- Figured out how to use the Watson Visual Recognizer API
- Captured images needed and trained custom classifiers on IBM Watson
- Developed the original third wheel stabilizer at the November 18th hackathon, using cardboard, Gaffer’s tape, the wire from a paper binder clip and an old model airplane wheel
- Researched and selected an API for sending text messages
Q: How many hackathons have you participated in?
A: Carl has seen the pitch part of several hackathons previously, but has never participated in a hackathon from start to finish. Omar has been involved in a few other hackathons from start to finish, but never competed 100 percent at an AT&T Hackathon. While this is the first hackathon experience for Jian and David.
Q: What has been your experience at AT&T Hackathons and how many have you attended?
A: Carl and Omar have attended the pitch day for three AT&T Developer Summit hackathons They have been outstanding experiences that provide fresh information about AT&T’s current initiatives and offerings, and by offer access to AT&T and many other developer resources by creating good networking experience in general.
Q: What does the AT&T Developer Program and contests like this mean to you?

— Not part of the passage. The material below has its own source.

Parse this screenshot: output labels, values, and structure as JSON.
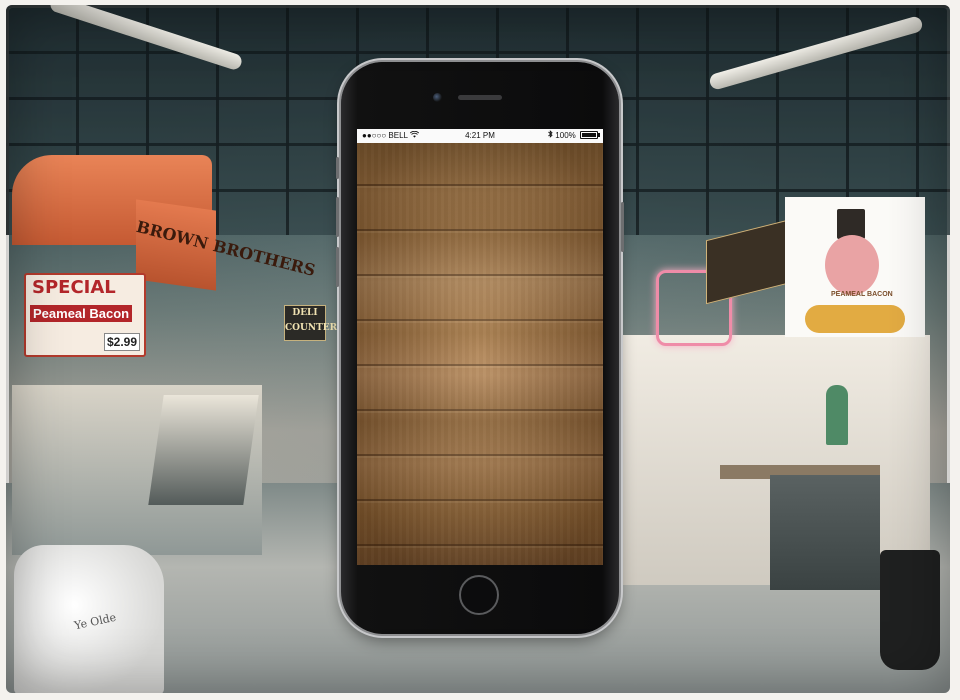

A: These programs give opportunities to quickly learn new skills and resources, and network with other developers, vendors, and companies. They create a no-risk environment to try new things that would be more difficult to take-on by one’s self. Specifically, the AT&T Developer Program has raised awareness of tools, tips and tricks that we didn’t previously know, and has increased the chances that we’ll weave AT&T API’s into future projects.
Q: Any advice for developers attending hackathons?
A: Listen carefully to what the sponsors are trying to accomplish, and do your best to align your project with their needs and interests. Go in with an open mind and be flexible. Leverage the sponsors who are there to help you with their APIs.
Pick a scope you can accomplish with simple extensions to skills or using a code-base that you are already comfortable with among the team. See it through to completion. Don’t be afraid if it’s not 100% perfect, but DO make sure it can do what it should do. Spend time initially to start with the story and build to the story. Then you know when you’re done, and you know that your project fits to the story. Do NOT start by hacking something together and then trying to come up with a story at the last minute…
Above all else – have fun & network!
What do you think of the app? Let us know in the comments.